MS treatments. "A non-injectable form would provide a great advantage to our product, even if it already the market leader,
and would help increase our market share even more," says Nancy Sinomian,
senior director of medical research. The Cambridge, Mass., biotechnology company
partnered with Inhale Therapeutic Systems Inc. (INHL), of San Carlos, Calif., to
develop an inhalable version of Avonex, whose safety and tolerability in healthy
volunteers are under examination in early-stage studies, slated to end in the
third quarter. If those results are encouraging, Biogen aims to begin dosing and
further safety tests early next year, and aggressively developing this version
for currently approved for Avonex users, the relapsing-remitting MS sufferers.
Betting On New Drugs Unlike some rivals, Schering is not betting on
an oral form of its current treatment Betaseron because it does not
believe an oral form of the beta interferon product would survive the
stomach and intestines. Instead, the German drug maker is working on three
different pills that would be at least as effective, if not more, than current
therapies. It wants these pills to cut the frequency and severity of MS attacks
by at least 30%, says Steffen Stuerzebecher, vice president of clinical
development for central nervous system therapeutics.
Its two most advanced projects are in phase II tolerance trials: Mesopram
and an unnamed compound that block proteins spurring inflammation in the central
nervous system. The third drug, a CCR1 antagonist that targets certain immune
cell responses, is undergoing early-stage safety tests and should begin phase
II studies by the middle of next year. Schering plans to wait for data from all
three programs before proceeding to massive testing in relapsing-remitting
Genzyme, a relatively new player, is intent on creating an oral MS
medicine that is significantly more effective than the treatments currently
"I don't think Genzyme or (Chairman and Chief Executive) Henri (Termeer)
are looking for incremental effect," says Frederic Vinick, senior vice
president of drug discovery at the Cambridge, Mass. biotechnology company.
"We want to see a definitive clinical event - a profound effect like 60% to
70% reduction in attacks or remissions within 12 to 18 months."
With nearly six early-discovery and development projects in the
queue, Genzyme is studying how these compounds may work alone or in combination
affect the various molecular pathways of the disease.
Even if oral and inhalable MS drugs become blockbusters, many experts
believe, injectable MS treatments will survive. They expect the most severely

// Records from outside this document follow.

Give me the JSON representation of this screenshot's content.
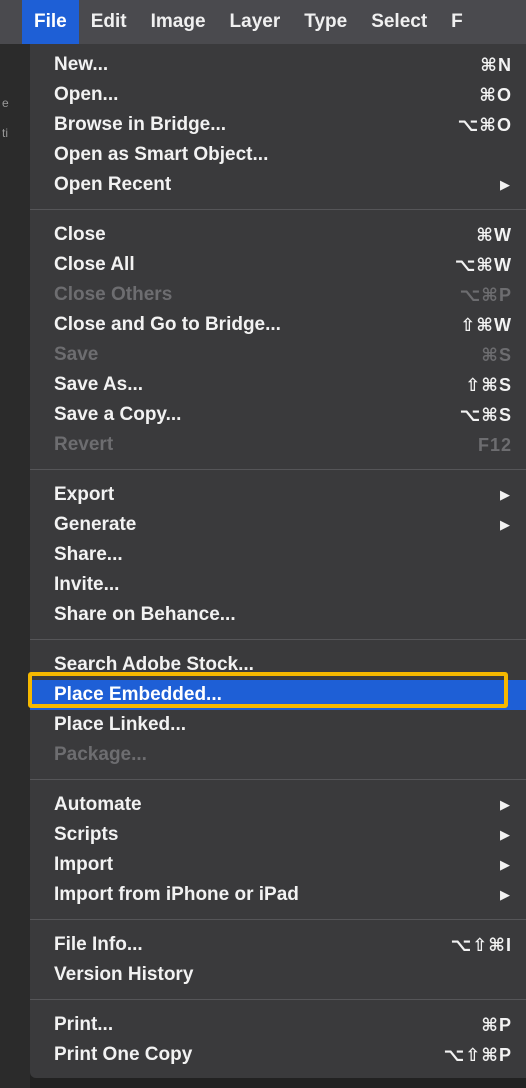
{
  "menubar": {
    "items": [
      "File",
      "Edit",
      "Image",
      "Layer",
      "Type",
      "Select",
      "F"
    ]
  },
  "left_edge": {
    "frag1": "e",
    "frag2": "ti"
  },
  "menu": {
    "groups": [
      [
        {
          "label": "New...",
          "shortcut": "⌘N",
          "enabled": true
        },
        {
          "label": "Open...",
          "shortcut": "⌘O",
          "enabled": true
        },
        {
          "label": "Browse in Bridge...",
          "shortcut": "⌥⌘O",
          "enabled": true
        },
        {
          "label": "Open as Smart Object...",
          "shortcut": "",
          "enabled": true
        },
        {
          "label": "Open Recent",
          "shortcut": "",
          "submenu": true,
          "enabled": true
        }
      ],
      [
        {
          "label": "Close",
          "shortcut": "⌘W",
          "enabled": true
        },
        {
          "label": "Close All",
          "shortcut": "⌥⌘W",
          "enabled": true
        },
        {
          "label": "Close Others",
          "shortcut": "⌥⌘P",
          "enabled": false
        },
        {
          "label": "Close and Go to Bridge...",
          "shortcut": "⇧⌘W",
          "enabled": true
        },
        {
          "label": "Save",
          "shortcut": "⌘S",
          "enabled": false
        },
        {
          "label": "Save As...",
          "shortcut": "⇧⌘S",
          "enabled": true
        },
        {
          "label": "Save a Copy...",
          "shortcut": "⌥⌘S",
          "enabled": true
        },
        {
          "label": "Revert",
          "shortcut": "F12",
          "enabled": false
        }
      ],
      [
        {
          "label": "Export",
          "shortcut": "",
          "submenu": true,
          "enabled": true
        },
        {
          "label": "Generate",
          "shortcut": "",
          "submenu": true,
          "enabled": true
        },
        {
          "label": "Share...",
          "shortcut": "",
          "enabled": true
        },
        {
          "label": "Invite...",
          "shortcut": "",
          "enabled": true
        },
        {
          "label": "Share on Behance...",
          "shortcut": "",
          "enabled": true
        }
      ],
      [
        {
          "label": "Search Adobe Stock...",
          "shortcut": "",
          "enabled": true
        },
        {
          "label": "Place Embedded...",
          "shortcut": "",
          "enabled": true,
          "highlighted": true
        },
        {
          "label": "Place Linked...",
          "shortcut": "",
          "enabled": true
        },
        {
          "label": "Package...",
          "shortcut": "",
          "enabled": false
        }
      ],
      [
        {
          "label": "Automate",
          "shortcut": "",
          "submenu": true,
          "enabled": true
        },
        {
          "label": "Scripts",
          "shortcut": "",
          "submenu": true,
          "enabled": true
        },
        {
          "label": "Import",
          "shortcut": "",
          "submenu": true,
          "enabled": true
        },
        {
          "label": "Import from iPhone or iPad",
          "shortcut": "",
          "submenu": true,
          "enabled": true
        }
      ],
      [
        {
          "label": "File Info...",
          "shortcut": "⌥⇧⌘I",
          "enabled": true
        },
        {
          "label": "Version History",
          "shortcut": "",
          "enabled": true
        }
      ],
      [
        {
          "label": "Print...",
          "shortcut": "⌘P",
          "enabled": true
        },
        {
          "label": "Print One Copy",
          "shortcut": "⌥⇧⌘P",
          "enabled": true
        }
      ]
    ]
  },
  "colors": {
    "menubar_bg": "#4a4a4e",
    "menu_bg": "#3a3a3c",
    "highlight": "#1e5fd6",
    "focus_outline": "#f5b800",
    "disabled_text": "#6d6d70"
  }
}
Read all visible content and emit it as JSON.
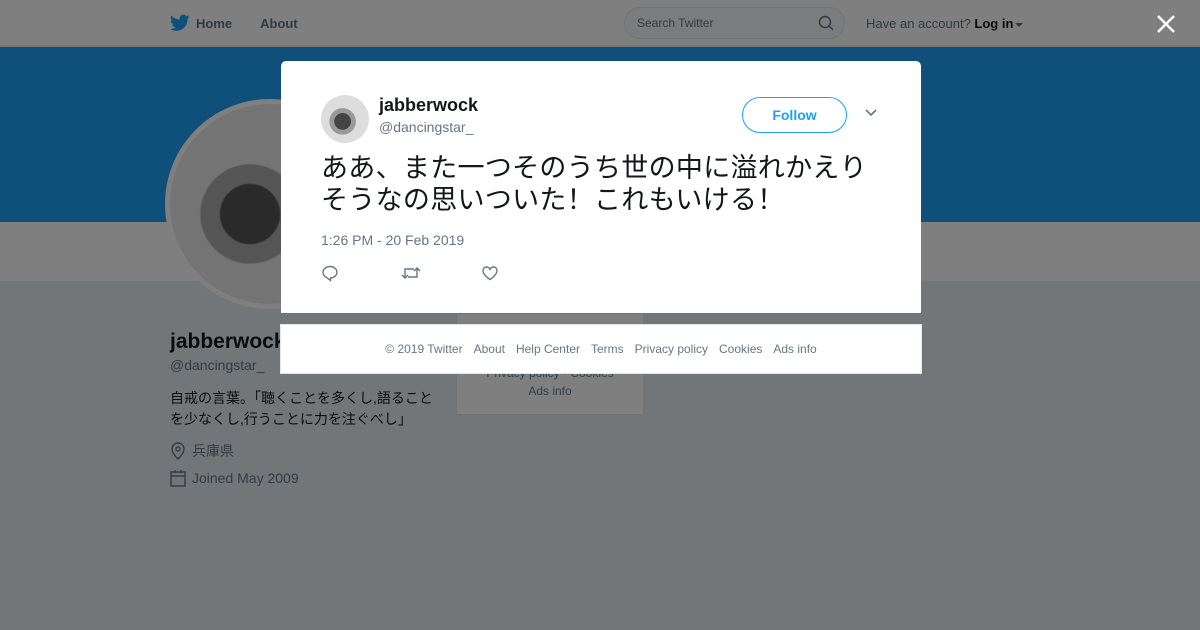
{
  "nav": {
    "home_label": "Home",
    "about_label": "About",
    "search_placeholder": "Search Twitter",
    "account_prompt": "Have an account?",
    "login_label": "Log in"
  },
  "profile": {
    "name": "jabberwock",
    "handle": "@dancingstar_",
    "bio": "自戒の言葉。「聴くことを多くし,語ることを少なくし,行うことに力を注ぐべし」",
    "location": "兵庫県",
    "joined": "Joined May 2009"
  },
  "side_card": {
    "row1": "Privacy policy · Cookies",
    "row2": "Ads info"
  },
  "tweet": {
    "author_name": "jabberwock",
    "author_handle": "@dancingstar_",
    "follow_label": "Follow",
    "text": "ああ、また一つそのうち世の中に溢れかえりそうなの思いついた！これもいける！",
    "timestamp": "1:26 PM - 20 Feb 2019"
  },
  "footer": {
    "links": [
      "© 2019 Twitter",
      "About",
      "Help Center",
      "Terms",
      "Privacy policy",
      "Cookies",
      "Ads info"
    ]
  },
  "colors": {
    "accent": "#1da1f2",
    "banner": "#1da1f2"
  },
  "icons": [
    "twitter-bird-icon",
    "home-icon",
    "search-icon",
    "close-icon",
    "chevron-down-icon",
    "reply-icon",
    "retweet-icon",
    "like-icon",
    "location-icon",
    "calendar-icon"
  ]
}
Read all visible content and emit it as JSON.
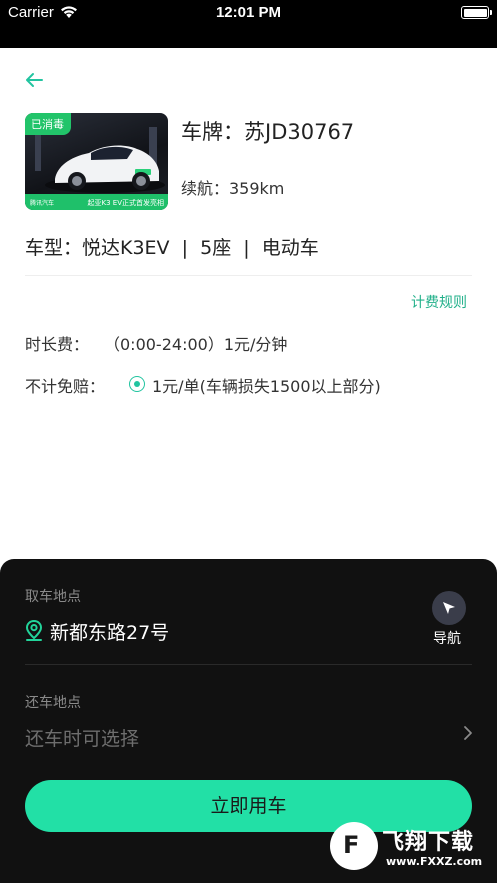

debilitated patients will receive the injections or MS sufferers, as a
whole, will use a panoply of medicines including both orals and injections
to fight the neurological disease on a variety of fronts.
-By Beth M. Mantz, Dow Jones Newswires; 201-938-5287;